Activists, farmers and NGOs are sounding the alarm over a new free-trade deal looming over growers in Southeast Asia – the Regional Comprehensive Economic Partnership (RCEP).
‘We need to stop it completely,’ says Kartini Samon, from the Jakarta chapter of GRAIN, an international non-profit which works to support small farmers. ‘No amount of tweaking will change the impact.’
If RCEP is agreed, food prices and environmental and health risks to farmers will rise, with smallholders in countries like Cambodia, Burma/Myanmar and Laos set to feel the biggest pinch, according to a recent report by GRAIN.
Leaked drafts of the new deal, which is proposed by the Association of Southeast Asian Nations, reveal that seed royalties could cause seed prices in Asia to rise by 200-600 per cent.
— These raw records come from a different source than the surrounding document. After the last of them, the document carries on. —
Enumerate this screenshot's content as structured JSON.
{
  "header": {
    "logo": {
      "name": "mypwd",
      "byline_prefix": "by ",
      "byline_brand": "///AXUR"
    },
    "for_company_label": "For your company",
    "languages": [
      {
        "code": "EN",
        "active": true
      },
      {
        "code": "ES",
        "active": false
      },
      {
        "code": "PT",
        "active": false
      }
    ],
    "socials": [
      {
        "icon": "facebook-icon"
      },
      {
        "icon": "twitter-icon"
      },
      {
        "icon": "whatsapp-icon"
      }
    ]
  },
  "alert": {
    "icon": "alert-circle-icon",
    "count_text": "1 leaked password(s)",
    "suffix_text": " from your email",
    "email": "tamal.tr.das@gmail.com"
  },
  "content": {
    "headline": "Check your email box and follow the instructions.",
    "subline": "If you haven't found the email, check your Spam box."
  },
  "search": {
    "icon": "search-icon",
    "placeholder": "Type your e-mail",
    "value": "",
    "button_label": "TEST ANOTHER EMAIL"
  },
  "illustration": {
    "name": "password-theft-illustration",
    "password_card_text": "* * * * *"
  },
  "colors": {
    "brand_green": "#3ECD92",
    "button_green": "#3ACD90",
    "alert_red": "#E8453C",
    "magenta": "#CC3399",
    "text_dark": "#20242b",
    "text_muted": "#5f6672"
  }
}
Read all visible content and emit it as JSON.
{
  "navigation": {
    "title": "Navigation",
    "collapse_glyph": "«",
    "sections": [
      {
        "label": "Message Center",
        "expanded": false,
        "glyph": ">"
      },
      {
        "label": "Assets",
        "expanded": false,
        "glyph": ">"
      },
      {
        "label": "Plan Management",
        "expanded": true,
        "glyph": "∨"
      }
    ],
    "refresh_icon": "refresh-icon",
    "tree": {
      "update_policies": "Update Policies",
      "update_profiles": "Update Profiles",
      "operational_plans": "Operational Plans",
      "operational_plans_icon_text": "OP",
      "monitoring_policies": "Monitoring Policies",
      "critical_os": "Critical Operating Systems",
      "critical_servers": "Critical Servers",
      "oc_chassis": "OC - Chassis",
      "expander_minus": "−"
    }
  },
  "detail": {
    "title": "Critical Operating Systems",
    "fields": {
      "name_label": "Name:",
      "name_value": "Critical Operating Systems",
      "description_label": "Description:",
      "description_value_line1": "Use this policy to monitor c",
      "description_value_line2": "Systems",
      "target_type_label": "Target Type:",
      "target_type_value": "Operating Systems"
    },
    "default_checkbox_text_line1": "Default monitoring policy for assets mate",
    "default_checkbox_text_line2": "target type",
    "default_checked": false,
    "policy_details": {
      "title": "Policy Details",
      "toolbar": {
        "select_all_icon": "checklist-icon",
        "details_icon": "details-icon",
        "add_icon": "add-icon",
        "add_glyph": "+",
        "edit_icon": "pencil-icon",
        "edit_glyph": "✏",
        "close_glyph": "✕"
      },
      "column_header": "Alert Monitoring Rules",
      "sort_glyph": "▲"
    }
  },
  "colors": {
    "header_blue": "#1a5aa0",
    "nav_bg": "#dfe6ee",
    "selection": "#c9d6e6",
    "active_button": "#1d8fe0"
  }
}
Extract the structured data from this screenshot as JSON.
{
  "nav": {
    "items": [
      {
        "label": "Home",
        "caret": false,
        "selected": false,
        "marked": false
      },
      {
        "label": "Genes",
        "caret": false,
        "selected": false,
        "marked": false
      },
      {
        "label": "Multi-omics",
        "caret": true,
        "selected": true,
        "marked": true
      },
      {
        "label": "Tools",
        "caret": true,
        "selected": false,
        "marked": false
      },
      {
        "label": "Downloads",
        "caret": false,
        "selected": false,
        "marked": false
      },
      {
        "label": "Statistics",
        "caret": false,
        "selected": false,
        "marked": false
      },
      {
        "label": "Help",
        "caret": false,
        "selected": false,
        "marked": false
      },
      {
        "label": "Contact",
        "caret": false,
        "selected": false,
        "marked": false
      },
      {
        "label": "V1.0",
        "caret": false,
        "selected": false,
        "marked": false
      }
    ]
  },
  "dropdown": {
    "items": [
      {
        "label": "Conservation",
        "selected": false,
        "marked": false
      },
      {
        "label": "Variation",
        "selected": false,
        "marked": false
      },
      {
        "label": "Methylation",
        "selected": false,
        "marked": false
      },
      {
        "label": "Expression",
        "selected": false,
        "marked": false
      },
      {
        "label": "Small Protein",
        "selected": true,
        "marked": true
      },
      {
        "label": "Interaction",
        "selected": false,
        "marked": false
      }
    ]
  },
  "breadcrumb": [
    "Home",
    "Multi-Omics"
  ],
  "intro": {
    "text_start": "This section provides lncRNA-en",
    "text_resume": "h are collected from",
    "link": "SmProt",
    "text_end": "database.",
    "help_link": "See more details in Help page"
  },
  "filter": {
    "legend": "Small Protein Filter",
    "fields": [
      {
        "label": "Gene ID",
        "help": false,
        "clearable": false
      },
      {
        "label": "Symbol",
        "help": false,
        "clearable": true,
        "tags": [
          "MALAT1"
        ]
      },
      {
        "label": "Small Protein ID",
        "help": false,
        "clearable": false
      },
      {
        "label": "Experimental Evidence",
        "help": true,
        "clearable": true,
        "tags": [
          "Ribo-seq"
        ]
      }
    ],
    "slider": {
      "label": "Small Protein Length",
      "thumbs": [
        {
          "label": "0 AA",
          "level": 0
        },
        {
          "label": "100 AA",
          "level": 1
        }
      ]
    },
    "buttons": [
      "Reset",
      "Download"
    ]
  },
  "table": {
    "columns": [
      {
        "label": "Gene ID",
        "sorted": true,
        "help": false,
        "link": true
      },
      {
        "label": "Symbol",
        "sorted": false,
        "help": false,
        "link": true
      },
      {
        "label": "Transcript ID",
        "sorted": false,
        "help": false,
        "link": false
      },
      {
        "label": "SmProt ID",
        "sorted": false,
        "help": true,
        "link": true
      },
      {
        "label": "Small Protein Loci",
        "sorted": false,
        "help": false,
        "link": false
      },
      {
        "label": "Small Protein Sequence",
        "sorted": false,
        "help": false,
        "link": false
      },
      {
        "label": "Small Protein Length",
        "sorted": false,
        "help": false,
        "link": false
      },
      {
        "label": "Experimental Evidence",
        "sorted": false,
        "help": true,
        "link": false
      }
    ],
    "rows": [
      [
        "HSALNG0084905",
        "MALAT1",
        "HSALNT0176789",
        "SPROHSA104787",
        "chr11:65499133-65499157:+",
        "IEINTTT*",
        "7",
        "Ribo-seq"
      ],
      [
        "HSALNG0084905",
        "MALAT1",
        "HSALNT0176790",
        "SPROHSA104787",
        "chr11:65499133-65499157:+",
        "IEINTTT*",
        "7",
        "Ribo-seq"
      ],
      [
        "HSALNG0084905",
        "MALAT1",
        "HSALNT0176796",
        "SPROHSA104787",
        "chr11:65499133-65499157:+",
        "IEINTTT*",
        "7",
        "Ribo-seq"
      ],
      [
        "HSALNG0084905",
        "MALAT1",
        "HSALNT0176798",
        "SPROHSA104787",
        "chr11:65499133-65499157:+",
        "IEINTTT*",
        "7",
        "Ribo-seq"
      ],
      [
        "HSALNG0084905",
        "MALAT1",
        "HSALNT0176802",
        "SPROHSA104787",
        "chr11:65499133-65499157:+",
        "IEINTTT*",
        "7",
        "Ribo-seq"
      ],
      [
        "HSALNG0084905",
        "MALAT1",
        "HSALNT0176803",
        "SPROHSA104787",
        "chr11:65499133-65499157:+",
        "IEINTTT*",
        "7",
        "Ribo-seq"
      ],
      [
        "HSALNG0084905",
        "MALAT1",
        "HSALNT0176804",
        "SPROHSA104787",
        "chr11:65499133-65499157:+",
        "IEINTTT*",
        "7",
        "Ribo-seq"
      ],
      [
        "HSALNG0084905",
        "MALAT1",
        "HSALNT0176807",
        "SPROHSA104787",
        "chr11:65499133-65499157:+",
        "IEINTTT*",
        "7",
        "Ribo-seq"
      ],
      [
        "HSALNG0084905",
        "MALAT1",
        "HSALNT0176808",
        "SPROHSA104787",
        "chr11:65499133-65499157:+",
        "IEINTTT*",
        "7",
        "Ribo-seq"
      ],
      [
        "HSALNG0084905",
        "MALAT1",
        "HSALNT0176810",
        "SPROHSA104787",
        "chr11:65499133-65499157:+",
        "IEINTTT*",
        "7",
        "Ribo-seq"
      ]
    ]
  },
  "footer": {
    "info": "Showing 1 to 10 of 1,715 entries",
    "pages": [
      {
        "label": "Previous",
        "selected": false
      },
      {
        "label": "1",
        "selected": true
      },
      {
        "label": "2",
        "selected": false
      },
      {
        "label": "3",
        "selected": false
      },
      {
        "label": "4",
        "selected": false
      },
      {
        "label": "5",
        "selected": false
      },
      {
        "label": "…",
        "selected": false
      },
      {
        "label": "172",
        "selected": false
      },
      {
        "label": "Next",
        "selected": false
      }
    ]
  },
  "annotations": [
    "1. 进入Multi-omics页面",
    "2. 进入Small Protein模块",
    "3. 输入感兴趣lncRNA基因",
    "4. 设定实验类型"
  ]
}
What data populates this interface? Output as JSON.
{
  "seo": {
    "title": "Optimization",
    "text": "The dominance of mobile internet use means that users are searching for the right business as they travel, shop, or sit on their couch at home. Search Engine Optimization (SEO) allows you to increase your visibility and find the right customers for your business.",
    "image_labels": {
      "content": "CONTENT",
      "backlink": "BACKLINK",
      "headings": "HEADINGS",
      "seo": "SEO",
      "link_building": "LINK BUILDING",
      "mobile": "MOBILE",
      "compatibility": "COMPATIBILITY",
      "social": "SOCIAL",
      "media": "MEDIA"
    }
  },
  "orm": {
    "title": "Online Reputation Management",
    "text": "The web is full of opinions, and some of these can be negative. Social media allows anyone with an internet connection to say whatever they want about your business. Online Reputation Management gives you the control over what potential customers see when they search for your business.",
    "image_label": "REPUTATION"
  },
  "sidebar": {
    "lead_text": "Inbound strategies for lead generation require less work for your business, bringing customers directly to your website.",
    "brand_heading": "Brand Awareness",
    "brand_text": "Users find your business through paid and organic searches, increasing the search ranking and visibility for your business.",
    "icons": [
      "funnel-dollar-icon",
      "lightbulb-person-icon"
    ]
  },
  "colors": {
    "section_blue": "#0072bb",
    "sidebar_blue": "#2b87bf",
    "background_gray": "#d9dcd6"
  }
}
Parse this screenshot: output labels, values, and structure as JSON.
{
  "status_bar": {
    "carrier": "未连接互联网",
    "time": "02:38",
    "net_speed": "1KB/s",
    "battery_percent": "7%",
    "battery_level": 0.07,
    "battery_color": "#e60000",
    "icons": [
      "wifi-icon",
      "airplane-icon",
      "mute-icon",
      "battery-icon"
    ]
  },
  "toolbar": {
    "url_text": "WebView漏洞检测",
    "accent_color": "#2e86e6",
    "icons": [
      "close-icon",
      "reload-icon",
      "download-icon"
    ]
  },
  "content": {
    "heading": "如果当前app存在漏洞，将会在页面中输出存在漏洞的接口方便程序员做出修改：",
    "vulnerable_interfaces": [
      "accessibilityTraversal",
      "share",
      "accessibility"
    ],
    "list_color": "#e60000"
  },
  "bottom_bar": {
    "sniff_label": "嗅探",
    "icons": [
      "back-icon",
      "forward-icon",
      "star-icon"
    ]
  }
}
It also suggests increased access to cheaper agrochemicals and the use of computers to manage agricultural operations in member countries.
‘We need to build awareness of the threats posed by RCEP so that communities in member countries can put pressure on their governments,’ says Samon.
The deal, which is due to be finalized by the end of 2017, would directly impact some three billion people, including 420 million smallholder farms, which produce 80 per cent of the region’s food.